The value of Australian homes has grown in March at its fastest rate in 32 years as buyers turn their attentions away from regional areas to the capital cities, according to property researcher CoreLogic.
“I guess this is a testament that as the capital cities become more vibrant as we see workers returning to work, and demand starting to build back closer to the inner-city areas, that the capital cities are starting to outperform the regionals again," he said.
Record-low interest rates have driven the housing market growth which is expected to remain at current levels until 2024.
Reserve Bank of Australia (RBA) Governor Philip Lowe said that while the bank was aware of the effects that the low-cash rate was having on the housing market, it was being maintained to drive growth and assist recovery in the overall economy.
While interest rates are a major factor for the current record levels of growth, Lawless believes the largest contributing factor is the current strong buyer demand that is exceeding the supply rate, which is causing buyers to fear missing out.
“The ratio of sales to new listings is tracking at around 1.1, implying for every new listing added to the market, 1.1 homes are sold.

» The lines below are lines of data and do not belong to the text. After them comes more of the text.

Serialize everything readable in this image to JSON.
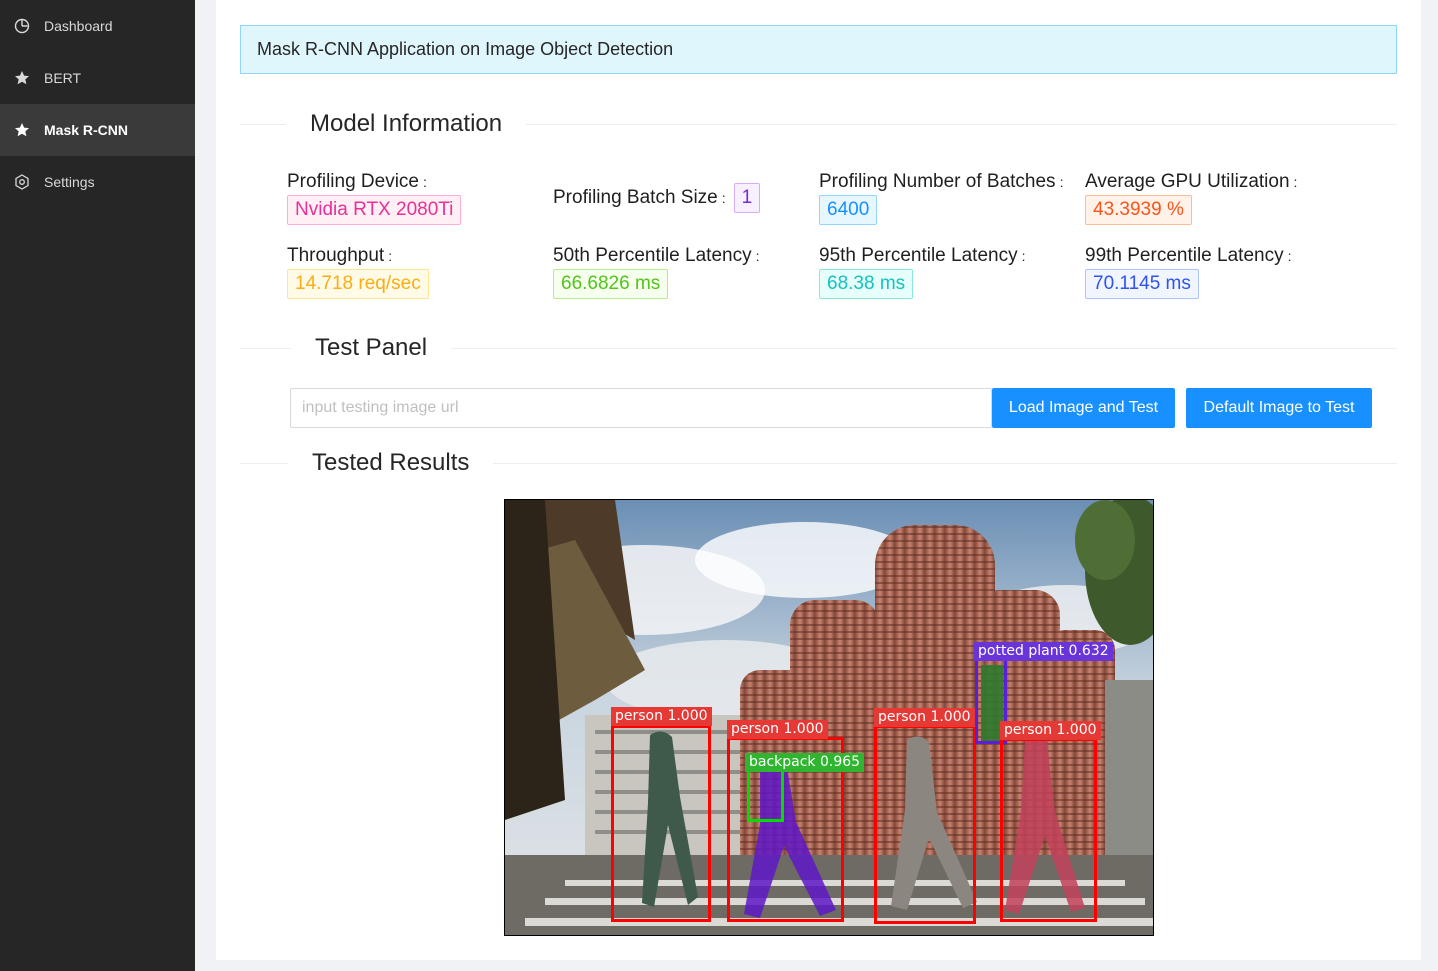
{
  "sidebar": {
    "items": [
      {
        "label": "Dashboard",
        "icon": "dashboard-icon"
      },
      {
        "label": "BERT",
        "icon": "star-icon"
      },
      {
        "label": "Mask R-CNN",
        "icon": "star-icon",
        "active": true
      },
      {
        "label": "Settings",
        "icon": "settings-icon"
      }
    ]
  },
  "banner": {
    "title": "Mask R-CNN Application on Image Object Detection"
  },
  "sections": {
    "model_info": "Model Information",
    "test_panel": "Test Panel",
    "tested_results": "Tested Results"
  },
  "model_info": {
    "profiling_device": {
      "label": "Profiling Device",
      "value": "Nvidia RTX 2080Ti"
    },
    "batch_size": {
      "label": "Profiling Batch Size",
      "value": "1"
    },
    "num_batches": {
      "label": "Profiling Number of Batches",
      "value": "6400"
    },
    "gpu_util": {
      "label": "Average GPU Utilization",
      "value": "43.3939 %"
    },
    "throughput": {
      "label": "Throughput",
      "value": "14.718 req/sec"
    },
    "p50": {
      "label": "50th Percentile Latency",
      "value": "66.6826 ms"
    },
    "p95": {
      "label": "95th Percentile Latency",
      "value": "68.38 ms"
    },
    "p99": {
      "label": "99th Percentile Latency",
      "value": "70.1145 ms"
    },
    "colon": ":"
  },
  "test_panel": {
    "url_placeholder": "input testing image url",
    "url_value": "",
    "load_button": "Load Image and Test",
    "default_button": "Default Image to Test"
  },
  "detections": [
    {
      "label": "person 1.000",
      "color": "#ff0000"
    },
    {
      "label": "person 1.000",
      "color": "#ff0000"
    },
    {
      "label": "backpack 0.965",
      "color": "#00c000"
    },
    {
      "label": "person 1.000",
      "color": "#ff0000"
    },
    {
      "label": "potted plant 0.632",
      "color": "#5a1fd6"
    },
    {
      "label": "person 1.000",
      "color": "#ff0000"
    }
  ],
  "colors": {
    "sidebar_bg": "#262626",
    "primary": "#1890ff",
    "banner_bg": "#e0f6fd"
  }
}
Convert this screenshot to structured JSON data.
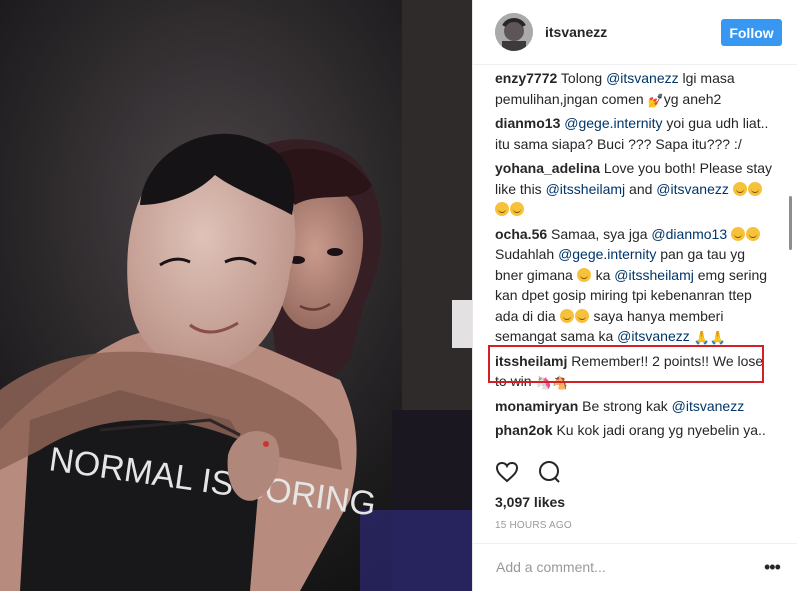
{
  "post": {
    "username": "itsvanezz",
    "follow_label": "Follow",
    "photo_shirt_text": "NORMAL IS BORING",
    "likes": "3,097 likes",
    "timestamp": "15 HOURS AGO",
    "add_comment_placeholder": "Add a comment...",
    "more_options": "•••"
  },
  "comments": [
    {
      "author": "enzy7772",
      "parts": [
        {
          "t": "text",
          "v": " Tolong "
        },
        {
          "t": "mention",
          "v": "@itsvanezz"
        },
        {
          "t": "text",
          "v": " lgi masa pemulihan,jngan comen "
        },
        {
          "t": "emoji",
          "v": "💅"
        },
        {
          "t": "text",
          "v": "yg aneh2"
        }
      ]
    },
    {
      "author": "dianmo13",
      "parts": [
        {
          "t": "text",
          "v": " "
        },
        {
          "t": "mention",
          "v": "@gege.internity"
        },
        {
          "t": "text",
          "v": " yoi gua udh liat.. itu sama siapa? Buci ??? Sapa itu??? :/"
        }
      ]
    },
    {
      "author": "yohana_adelina",
      "parts": [
        {
          "t": "text",
          "v": " Love you both! Please stay like this "
        },
        {
          "t": "mention",
          "v": "@itssheilamj"
        },
        {
          "t": "text",
          "v": " and "
        },
        {
          "t": "mention",
          "v": "@itsvanezz"
        },
        {
          "t": "text",
          "v": " "
        },
        {
          "t": "smiley",
          "v": ""
        },
        {
          "t": "smiley",
          "v": ""
        },
        {
          "t": "smiley",
          "v": ""
        },
        {
          "t": "smiley",
          "v": ""
        }
      ]
    },
    {
      "author": "ocha.56",
      "parts": [
        {
          "t": "text",
          "v": " Samaa, sya jga "
        },
        {
          "t": "mention",
          "v": "@dianmo13"
        },
        {
          "t": "text",
          "v": " "
        },
        {
          "t": "smiley",
          "v": ""
        },
        {
          "t": "smiley",
          "v": ""
        },
        {
          "t": "text",
          "v": " Sudahlah "
        },
        {
          "t": "mention",
          "v": "@gege.internity"
        },
        {
          "t": "text",
          "v": " pan ga tau yg bner gimana "
        },
        {
          "t": "smiley",
          "v": ""
        },
        {
          "t": "text",
          "v": " ka "
        },
        {
          "t": "mention",
          "v": "@itssheilamj"
        },
        {
          "t": "text",
          "v": " emg sering kan dpet gosip miring tpi kebenanran ttep ada di dia "
        },
        {
          "t": "smiley",
          "v": ""
        },
        {
          "t": "smiley",
          "v": ""
        },
        {
          "t": "text",
          "v": " saya hanya memberi semangat sama ka "
        },
        {
          "t": "mention",
          "v": "@itsvanezz"
        },
        {
          "t": "text",
          "v": " "
        },
        {
          "t": "emoji",
          "v": "🙏"
        },
        {
          "t": "emoji",
          "v": "🙏"
        }
      ]
    },
    {
      "author": "itssheilamj",
      "parts": [
        {
          "t": "text",
          "v": " Remember!! 2 points!! We lose to win "
        },
        {
          "t": "emoji",
          "v": "🦄"
        },
        {
          "t": "emoji",
          "v": "🐴"
        }
      ]
    },
    {
      "author": "monamiryan",
      "parts": [
        {
          "t": "text",
          "v": " Be strong kak "
        },
        {
          "t": "mention",
          "v": "@itsvanezz"
        }
      ]
    },
    {
      "author": "phan2ok",
      "parts": [
        {
          "t": "text",
          "v": " Ku kok jadi orang yg nyebelin ya.. Seharian ini ngomel, tapi baru saja lihat"
        }
      ]
    }
  ],
  "icons": {
    "like": "heart-icon",
    "comment": "comment-bubble-icon",
    "avatar": "profile-avatar"
  },
  "colors": {
    "follow_button": "#3897f0",
    "mention": "#003569",
    "highlight_box": "#d32027",
    "muted_text": "#999999"
  }
}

Such a rapid rate of absorption is keeping overall inventory levels low,” he said. “The sense of fear of missing out is quite palpable at the moment, which is one of the biggest factors that’s adding to this rapid rate of capital gains.”
Experts believe the current levels of extraordinary growth are unlikely to remain, with many anticipating the industry regulator, the Australian Prudential Regulation Authority (APRA), to step in and impose lending restrictions.
However, APRA chairman Wayne Byres said its responsibility was in maintaining financial stability and watching for deteriorating lending standards, and not in regulating housing market prices.
Bryes said the current market dynamic causes households to shoulder more debt, which banks accommodate through greater risk-taking.
“That could be in the form of looser lending standards, relaxing portfolio limits, or simply not adjusting to market developments,” he said. “At an aggregate level that is a scenario that’s not evident yet, but the aggregates can hide a lot so we are digging into this more deeply, as you would expect.”
Byres said that since current lending statistics are showing no signs of a return in high-risk lending, the regulator is unlikely to step in soon.